Just a few months after it opened, the $630 million Kapiti expressway will undergo repair work to fix ‘‘pavement issues’’ on the road surface.
The New Zealand Transport Agency signalled a couple of weeks ago that repair work was possible on sections of the expressway between Paraparaumu and Waikanae, due to discolouration and changes to the surface.
The problems have occurred along just over one kilometre in the southbound lane, and about 260 metres in the northbound lane, in the vicinity of Kapiti Rd.
Meanwhile, NZTA is starting work to extend the merging zone at the MacKays Crossing end of the expressway in an effort to relieve congestion during the southbound morning peak.

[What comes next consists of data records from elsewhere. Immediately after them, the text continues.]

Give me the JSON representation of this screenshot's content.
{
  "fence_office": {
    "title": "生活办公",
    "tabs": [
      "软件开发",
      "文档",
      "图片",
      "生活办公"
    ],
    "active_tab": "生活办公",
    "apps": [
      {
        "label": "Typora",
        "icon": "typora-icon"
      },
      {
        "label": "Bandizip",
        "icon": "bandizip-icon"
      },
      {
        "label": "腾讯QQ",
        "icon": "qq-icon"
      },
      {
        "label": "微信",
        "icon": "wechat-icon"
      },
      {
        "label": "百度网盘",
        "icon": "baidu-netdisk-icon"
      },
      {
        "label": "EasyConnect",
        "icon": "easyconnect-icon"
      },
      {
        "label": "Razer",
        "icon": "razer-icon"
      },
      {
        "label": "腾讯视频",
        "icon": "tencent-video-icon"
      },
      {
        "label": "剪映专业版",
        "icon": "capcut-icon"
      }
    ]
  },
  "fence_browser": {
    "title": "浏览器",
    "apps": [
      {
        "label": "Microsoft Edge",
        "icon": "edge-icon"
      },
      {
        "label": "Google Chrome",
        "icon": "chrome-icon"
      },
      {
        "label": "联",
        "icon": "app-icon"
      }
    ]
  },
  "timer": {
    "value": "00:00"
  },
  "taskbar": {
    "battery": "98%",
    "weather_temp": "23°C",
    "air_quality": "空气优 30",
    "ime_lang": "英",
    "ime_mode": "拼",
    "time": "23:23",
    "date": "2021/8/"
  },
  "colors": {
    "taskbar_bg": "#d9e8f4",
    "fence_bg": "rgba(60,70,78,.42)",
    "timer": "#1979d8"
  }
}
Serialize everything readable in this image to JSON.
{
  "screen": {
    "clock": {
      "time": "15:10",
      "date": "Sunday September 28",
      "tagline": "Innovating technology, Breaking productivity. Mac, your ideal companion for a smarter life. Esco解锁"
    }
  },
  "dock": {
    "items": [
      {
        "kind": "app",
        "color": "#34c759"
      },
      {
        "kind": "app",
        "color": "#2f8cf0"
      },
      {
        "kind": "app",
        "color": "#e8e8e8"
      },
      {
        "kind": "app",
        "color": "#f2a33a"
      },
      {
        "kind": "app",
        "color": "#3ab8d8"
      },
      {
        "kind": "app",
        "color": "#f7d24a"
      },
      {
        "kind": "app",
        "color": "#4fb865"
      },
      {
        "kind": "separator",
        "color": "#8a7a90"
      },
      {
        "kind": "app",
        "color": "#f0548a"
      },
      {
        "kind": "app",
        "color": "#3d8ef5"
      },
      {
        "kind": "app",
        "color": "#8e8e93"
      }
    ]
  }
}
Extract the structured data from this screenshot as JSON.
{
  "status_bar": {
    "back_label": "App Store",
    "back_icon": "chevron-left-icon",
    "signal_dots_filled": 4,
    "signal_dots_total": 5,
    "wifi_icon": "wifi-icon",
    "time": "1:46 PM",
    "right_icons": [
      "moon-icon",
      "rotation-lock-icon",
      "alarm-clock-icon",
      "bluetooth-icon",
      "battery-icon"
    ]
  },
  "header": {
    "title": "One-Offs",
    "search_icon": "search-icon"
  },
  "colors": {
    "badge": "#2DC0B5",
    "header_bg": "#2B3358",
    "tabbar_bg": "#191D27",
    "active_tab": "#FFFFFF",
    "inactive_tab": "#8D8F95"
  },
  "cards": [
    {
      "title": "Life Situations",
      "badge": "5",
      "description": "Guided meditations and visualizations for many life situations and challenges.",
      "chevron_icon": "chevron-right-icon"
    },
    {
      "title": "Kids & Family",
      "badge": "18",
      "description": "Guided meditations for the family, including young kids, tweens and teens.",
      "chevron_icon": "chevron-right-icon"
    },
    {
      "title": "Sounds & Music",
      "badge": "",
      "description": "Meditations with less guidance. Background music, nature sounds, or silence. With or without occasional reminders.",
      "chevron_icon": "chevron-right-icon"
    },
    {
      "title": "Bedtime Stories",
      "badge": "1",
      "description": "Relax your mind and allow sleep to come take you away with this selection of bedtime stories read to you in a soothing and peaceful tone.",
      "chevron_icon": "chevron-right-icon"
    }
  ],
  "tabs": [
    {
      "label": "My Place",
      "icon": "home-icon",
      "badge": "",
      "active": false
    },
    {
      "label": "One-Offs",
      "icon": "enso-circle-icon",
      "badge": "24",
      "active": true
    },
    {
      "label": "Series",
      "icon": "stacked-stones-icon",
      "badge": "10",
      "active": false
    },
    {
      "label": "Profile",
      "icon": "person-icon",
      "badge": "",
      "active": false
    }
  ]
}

It hopes that extending the merging point about 200 metres to the north should allow an extra 100 vehicles an hour through the chokepoint at peak travel times.
Acting highway manager Chris Hunt confirmed on Monday that repair work to the expressway surface would be needed, though the cause of the issue was not yet known.
Road samples had been taken for testing, and the agency expected to know by the end of the week what the problem was.
‘‘We will then be able to decide what remedial work will be needed at the locations affected.’’
The agency said earlier this month that the surface in the affected areas had become lighter than other areas, and the texture had become rougher.
The problem was not getting any worse, but the agency would continue to monitor the road’s condition, Hunt said. The issue did not pose any risks to motorists.
In response to a question about whether it was normal for new road surfaces to have problems so soon after opening, and whether it could be attributed to the materials used, Hunt said in a statement: ‘‘The issues we are experiencing with the road surface were not anticipated.’’
Work on the MacKays Crossing merge point comes after NZTA figures showed that, while the expressway had shaved minutes off the morning southbound journey from Peka Peka to MacKays Crossing, it had created a bottleneck at the merge point. Travel times during the early morning peak heading south from Raumati were longer than before the expressway opened in February.
It said recently the merge point was too narrow, and extending it could help improve traffic flow.
‘‘The agency is currently completing a safety review of the proposed relocation of the MacKays Crossing merge point 200 metres north of its existing location,’’ Hunt said.
‘‘We can’t confirm the final design or implementation dates until this safety review is completed.’’
‘‘The issues we are experiencing with the road surface were not anticipated.’’